Element data from apps and pages:
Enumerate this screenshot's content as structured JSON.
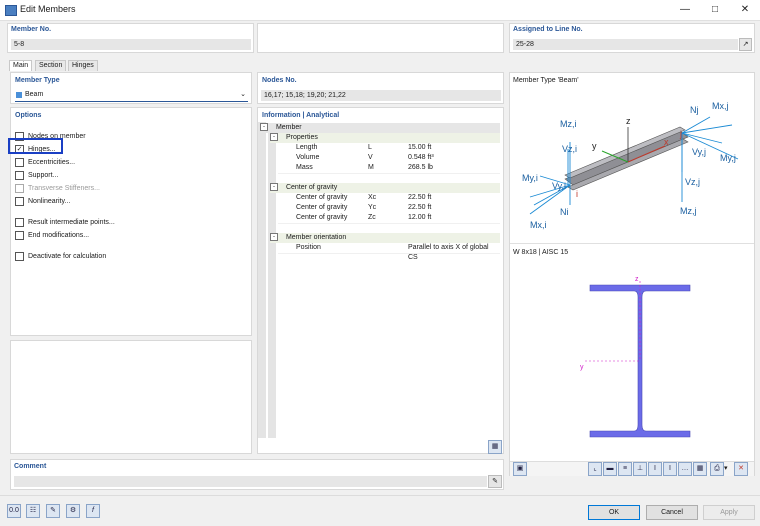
{
  "window": {
    "title": "Edit Members"
  },
  "header": {
    "member_no_label": "Member No.",
    "member_no_value": "5-8",
    "assigned_label": "Assigned to Line No.",
    "assigned_value": "25-28"
  },
  "tabs": [
    {
      "label": "Main"
    },
    {
      "label": "Section"
    },
    {
      "label": "Hinges"
    }
  ],
  "left": {
    "member_type_label": "Member Type",
    "member_type_value": "Beam",
    "options_label": "Options",
    "options": [
      {
        "label": "Nodes on member",
        "checked": false,
        "disabled": false
      },
      {
        "label": "Hinges...",
        "checked": true,
        "disabled": false
      },
      {
        "label": "Eccentricities...",
        "checked": false,
        "disabled": false
      },
      {
        "label": "Support...",
        "checked": false,
        "disabled": false
      },
      {
        "label": "Transverse Stiffeners...",
        "checked": false,
        "disabled": true
      },
      {
        "label": "Nonlinearity...",
        "checked": false,
        "disabled": false
      },
      {
        "label": "Result intermediate points...",
        "checked": false,
        "disabled": false
      },
      {
        "label": "End modifications...",
        "checked": false,
        "disabled": false
      },
      {
        "label": "Deactivate for calculation",
        "checked": false,
        "disabled": false
      }
    ]
  },
  "middle": {
    "nodes_label": "Nodes No.",
    "nodes_value": "16,17; 15,18; 19,20; 21,22",
    "info_label": "Information | Analytical",
    "tree": {
      "root": "Member",
      "properties": {
        "label": "Properties",
        "rows": [
          {
            "name": "Length",
            "sym": "L",
            "value": "15.00 ft"
          },
          {
            "name": "Volume",
            "sym": "V",
            "value": "0.548 ft³"
          },
          {
            "name": "Mass",
            "sym": "M",
            "value": "268.5 lb"
          }
        ]
      },
      "cog": {
        "label": "Center of gravity",
        "rows": [
          {
            "name": "Center of gravity",
            "sym": "Xc",
            "value": "22.50 ft"
          },
          {
            "name": "Center of gravity",
            "sym": "Yc",
            "value": "22.50 ft"
          },
          {
            "name": "Center of gravity",
            "sym": "Zc",
            "value": "12.00 ft"
          }
        ]
      },
      "orient": {
        "label": "Member orientation",
        "rows": [
          {
            "name": "Position",
            "sym": "",
            "value": "Parallel to axis X of global CS"
          }
        ]
      }
    }
  },
  "right": {
    "type_caption": "Member Type 'Beam'",
    "section_caption": "W 8x18 | AISC 15",
    "diagram_labels": {
      "mzi": "Mz,i",
      "z": "z",
      "nj": "Nj",
      "mxj": "Mx,j",
      "j": "j",
      "vzi": "Vz,i",
      "y": "y",
      "x": "x",
      "vyj": "Vy,j",
      "myj": "My,j",
      "myi": "My,i",
      "vyi": "Vy,i",
      "i": "i",
      "vzj": "Vz,j",
      "ni": "Ni",
      "mzj": "Mz,j",
      "mxi": "Mx,i"
    },
    "section_labels": {
      "z": "z",
      "y": "y"
    }
  },
  "comment": {
    "label": "Comment",
    "value": ""
  },
  "footer": {
    "ok": "OK",
    "cancel": "Cancel",
    "apply": "Apply"
  },
  "colors": {
    "accent": "#2b5797",
    "highlight_box": "#1a3fc4",
    "section_fill": "#6b6be8",
    "beam_arrow": "#1a8ad4"
  }
}
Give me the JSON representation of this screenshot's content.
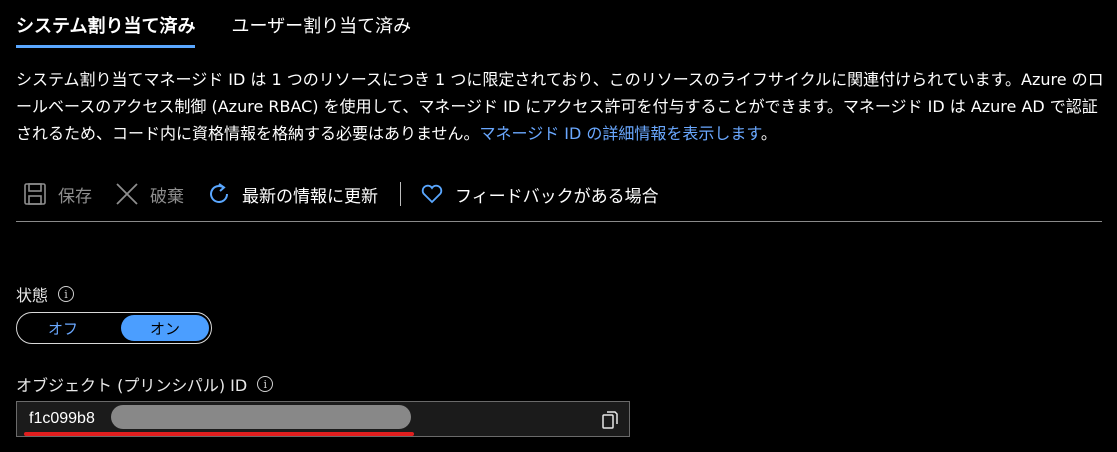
{
  "tabs": [
    {
      "label": "システム割り当て済み",
      "active": true
    },
    {
      "label": "ユーザー割り当て済み",
      "active": false
    }
  ],
  "description": {
    "text": "システム割り当てマネージド ID は 1 つのリソースにつき 1 つに限定されており、このリソースのライフサイクルに関連付けられています。Azure のロールベースのアクセス制御 (Azure RBAC) を使用して、マネージド ID にアクセス許可を付与することができます。マネージド ID は Azure AD で認証されるため、コード内に資格情報を格納する必要はありません。",
    "link": "マネージド ID の詳細情報を表示します",
    "end": "。"
  },
  "toolbar": {
    "save": "保存",
    "discard": "破棄",
    "refresh": "最新の情報に更新",
    "feedback": "フィードバックがある場合"
  },
  "status": {
    "label": "状態",
    "off": "オフ",
    "on": "オン",
    "selected": "オン"
  },
  "object_id": {
    "label": "オブジェクト (プリンシパル) ID",
    "value_visible": "f1c099b8"
  },
  "colors": {
    "accent": "#4b9eff",
    "link": "#6aa8ff",
    "underline": "#e01e1e"
  }
}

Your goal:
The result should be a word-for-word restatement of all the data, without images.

Response box:
Enumerate this screenshot's content as structured JSON.
{
  "window": {
    "title": "Edit Members"
  },
  "header": {
    "member_no_label": "Member No.",
    "member_no_value": "5-8",
    "assigned_label": "Assigned to Line No.",
    "assigned_value": "25-28"
  },
  "tabs": [
    {
      "label": "Main"
    },
    {
      "label": "Section"
    },
    {
      "label": "Hinges"
    }
  ],
  "left": {
    "member_type_label": "Member Type",
    "member_type_value": "Beam",
    "options_label": "Options",
    "options": [
      {
        "label": "Nodes on member",
        "checked": false,
        "disabled": false
      },
      {
        "label": "Hinges...",
        "checked": true,
        "disabled": false
      },
      {
        "label": "Eccentricities...",
        "checked": false,
        "disabled": false
      },
      {
        "label": "Support...",
        "checked": false,
        "disabled": false
      },
      {
        "label": "Transverse Stiffeners...",
        "checked": false,
        "disabled": true
      },
      {
        "label": "Nonlinearity...",
        "checked": false,
        "disabled": false
      },
      {
        "label": "Result intermediate points...",
        "checked": false,
        "disabled": false
      },
      {
        "label": "End modifications...",
        "checked": false,
        "disabled": false
      },
      {
        "label": "Deactivate for calculation",
        "checked": false,
        "disabled": false
      }
    ]
  },
  "middle": {
    "nodes_label": "Nodes No.",
    "nodes_value": "16,17; 15,18; 19,20; 21,22",
    "info_label": "Information | Analytical",
    "tree": {
      "root": "Member",
      "properties": {
        "label": "Properties",
        "rows": [
          {
            "name": "Length",
            "sym": "L",
            "value": "15.00 ft"
          },
          {
            "name": "Volume",
            "sym": "V",
            "value": "0.548 ft³"
          },
          {
            "name": "Mass",
            "sym": "M",
            "value": "268.5 lb"
          }
        ]
      },
      "cog": {
        "label": "Center of gravity",
        "rows": [
          {
            "name": "Center of gravity",
            "sym": "Xc",
            "value": "22.50 ft"
          },
          {
            "name": "Center of gravity",
            "sym": "Yc",
            "value": "22.50 ft"
          },
          {
            "name": "Center of gravity",
            "sym": "Zc",
            "value": "12.00 ft"
          }
        ]
      },
      "orient": {
        "label": "Member orientation",
        "rows": [
          {
            "name": "Position",
            "sym": "",
            "value": "Parallel to axis X of global CS"
          }
        ]
      }
    }
  },
  "right": {
    "type_caption": "Member Type 'Beam'",
    "section_caption": "W 8x18 | AISC 15",
    "diagram_labels": {
      "mzi": "Mz,i",
      "z": "z",
      "nj": "Nj",
      "mxj": "Mx,j",
      "j": "j",
      "vzi": "Vz,i",
      "y": "y",
      "x": "x",
      "vyj": "Vy,j",
      "myj": "My,j",
      "myi": "My,i",
      "vyi": "Vy,i",
      "i": "i",
      "vzj": "Vz,j",
      "ni": "Ni",
      "mzj": "Mz,j",
      "mxi": "Mx,i"
    },
    "section_labels": {
      "z": "z",
      "y": "y"
    }
  },
  "comment": {
    "label": "Comment",
    "value": ""
  },
  "footer": {
    "ok": "OK",
    "cancel": "Cancel",
    "apply": "Apply"
  },
  "colors": {
    "accent": "#2b5797",
    "highlight_box": "#1a3fc4",
    "section_fill": "#6b6be8",
    "beam_arrow": "#1a8ad4"
  }
}
Give me the JSON representation of this screenshot's content.
{
  "tabs": [
    {
      "label": "システム割り当て済み",
      "active": true
    },
    {
      "label": "ユーザー割り当て済み",
      "active": false
    }
  ],
  "description": {
    "text": "システム割り当てマネージド ID は 1 つのリソースにつき 1 つに限定されており、このリソースのライフサイクルに関連付けられています。Azure のロールベースのアクセス制御 (Azure RBAC) を使用して、マネージド ID にアクセス許可を付与することができます。マネージド ID は Azure AD で認証されるため、コード内に資格情報を格納する必要はありません。",
    "link": "マネージド ID の詳細情報を表示します",
    "end": "。"
  },
  "toolbar": {
    "save": "保存",
    "discard": "破棄",
    "refresh": "最新の情報に更新",
    "feedback": "フィードバックがある場合"
  },
  "status": {
    "label": "状態",
    "off": "オフ",
    "on": "オン",
    "selected": "オン"
  },
  "object_id": {
    "label": "オブジェクト (プリンシパル) ID",
    "value_visible": "f1c099b8"
  },
  "colors": {
    "accent": "#4b9eff",
    "link": "#6aa8ff",
    "underline": "#e01e1e"
  }
}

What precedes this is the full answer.